I've felt proud, this week, of my own newspaper's research and analysis. One thing, however, troubles me, and it should trouble the Prime Minister as he returns from Afghanistan. This newspaper's analysis, though of the recent past, has consequences for the future. For what are we usefully saying, if not that we should never have got ourselves into this? Shouldn't we, then, get out of it?

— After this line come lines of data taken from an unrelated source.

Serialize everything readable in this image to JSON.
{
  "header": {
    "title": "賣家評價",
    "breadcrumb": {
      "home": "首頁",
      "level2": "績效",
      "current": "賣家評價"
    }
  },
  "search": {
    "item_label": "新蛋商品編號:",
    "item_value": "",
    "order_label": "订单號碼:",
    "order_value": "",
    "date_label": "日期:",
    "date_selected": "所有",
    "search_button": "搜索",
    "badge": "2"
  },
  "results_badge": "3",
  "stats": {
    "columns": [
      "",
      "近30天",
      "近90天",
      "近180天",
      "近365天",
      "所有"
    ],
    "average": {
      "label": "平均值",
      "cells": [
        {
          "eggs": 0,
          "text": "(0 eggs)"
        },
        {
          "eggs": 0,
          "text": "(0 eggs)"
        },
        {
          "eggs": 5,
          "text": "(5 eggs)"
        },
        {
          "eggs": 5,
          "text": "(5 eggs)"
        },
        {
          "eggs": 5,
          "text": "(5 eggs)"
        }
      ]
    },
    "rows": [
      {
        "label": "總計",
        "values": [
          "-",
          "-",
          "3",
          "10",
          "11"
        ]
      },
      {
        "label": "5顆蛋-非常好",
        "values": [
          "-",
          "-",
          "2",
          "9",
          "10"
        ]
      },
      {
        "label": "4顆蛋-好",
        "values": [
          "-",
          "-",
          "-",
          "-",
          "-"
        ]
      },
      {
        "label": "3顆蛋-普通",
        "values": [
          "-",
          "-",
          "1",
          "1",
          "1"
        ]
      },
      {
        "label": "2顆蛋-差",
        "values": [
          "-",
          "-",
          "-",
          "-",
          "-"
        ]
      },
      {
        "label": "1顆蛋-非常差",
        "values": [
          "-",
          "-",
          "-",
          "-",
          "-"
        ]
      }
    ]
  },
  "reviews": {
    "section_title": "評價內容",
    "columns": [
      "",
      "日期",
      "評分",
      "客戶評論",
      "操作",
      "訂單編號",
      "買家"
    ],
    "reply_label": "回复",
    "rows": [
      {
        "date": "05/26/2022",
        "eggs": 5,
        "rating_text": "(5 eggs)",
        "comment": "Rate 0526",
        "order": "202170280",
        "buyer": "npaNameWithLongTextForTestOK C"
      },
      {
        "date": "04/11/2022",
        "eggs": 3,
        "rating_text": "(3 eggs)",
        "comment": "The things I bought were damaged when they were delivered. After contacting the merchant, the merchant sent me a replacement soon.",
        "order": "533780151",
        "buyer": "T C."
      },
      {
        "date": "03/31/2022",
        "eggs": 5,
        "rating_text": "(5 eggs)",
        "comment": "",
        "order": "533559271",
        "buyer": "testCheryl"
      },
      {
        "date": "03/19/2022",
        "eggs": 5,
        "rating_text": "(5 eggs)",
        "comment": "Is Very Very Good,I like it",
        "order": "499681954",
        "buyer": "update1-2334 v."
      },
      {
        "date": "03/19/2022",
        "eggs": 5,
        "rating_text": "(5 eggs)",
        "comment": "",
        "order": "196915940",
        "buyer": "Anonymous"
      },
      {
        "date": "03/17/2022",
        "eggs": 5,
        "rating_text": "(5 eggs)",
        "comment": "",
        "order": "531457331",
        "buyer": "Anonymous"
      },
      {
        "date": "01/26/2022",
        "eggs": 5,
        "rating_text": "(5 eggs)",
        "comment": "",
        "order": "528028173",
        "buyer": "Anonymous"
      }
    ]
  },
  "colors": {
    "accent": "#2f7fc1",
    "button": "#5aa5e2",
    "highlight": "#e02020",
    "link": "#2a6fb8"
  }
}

Hopeless pursuits in politics are governed by what I shall call the Law of the Reverse Pot of Gold. Deliverance is always just a little bit behind you. My law states that in politics the point-of-no-return will typically move forward with the passage of time, but can never overtake yesterday. We can see now that we should never have gone into southern Afghanistan in 2006 — but feel that today it's too late to repent. In four years' time I fear we'll be saying that quitting Helmand in 2010 (as we are) would have been a good time to pull back completely; but now, in 2014, besieged in Kandahar (or wherever) it's too late. Britain's Afghanistan adventure demonstrates horrible parallels with the Eurofighter project which, once its developments costs had passed a few million, people thought too late to cancel. That project will cost us about £20 billion in the end.
David Cameron and Nick Clegg must know in their hearts that this Nato-Isaf operation is doomed. But pull the rug from beneath America's feet now — now, of all times, when we're trying to save BP from the wrath of President Obama? No. The Prime Minister and his deputy have made a calculation.
In one side of the balance they have placed the lives of servicemen alive today, but who will die in Afghanistan in what (when we finally, like the Russians before us, abandon a client government to its fate) will be seen to have been a hopeless cause.
In the other side of the balance they have placed the value of Britain's friendship with America; the share price of BP (with its consequences for our economy); the goodwill of militarists in Mr Cameron's own and (led by Paddy Ashdown) Mr Clegg's parties; the goodwill of much of the media (including, I suspect, this newspaper); the trust of millions who genuinely still believe we are capable of underwriting our own security by guaranteeing a stable state in Afghanistan; and the respect of millions more whose instinct would be that the humiliation of an early exit is just too high a price to pay.
That is the balance. The coalition, like its predecessors, is going to tip it against the lives of those who will, in consequence, die. The politicians don't know who they are. We don't know who they are. They have yet to make their appearance in Wootton Bassett. They remain an abstraction, and abstractions do not weigh as heavily as — in retrospect — those burnt-out tanks at the Asherum Pass now seem to weigh against Soviet adventurism in Africa. The still-to-die have therefore been outweighed. The decision may be right. But, if we can bear it, let us not turn our eyes from the logic."
When I wrote to you in June, 2008, you were a Conservative front-bencher with Governmental hopes and some expectations. You are now a Coalition Government Minister with an important Government post and influence.
I respectfully advise, request, demand that you use what influence you have in the Coalition Government (that is neither fish nor fowl - and it shows) to save the lives of 'those who will, in consequence, die.'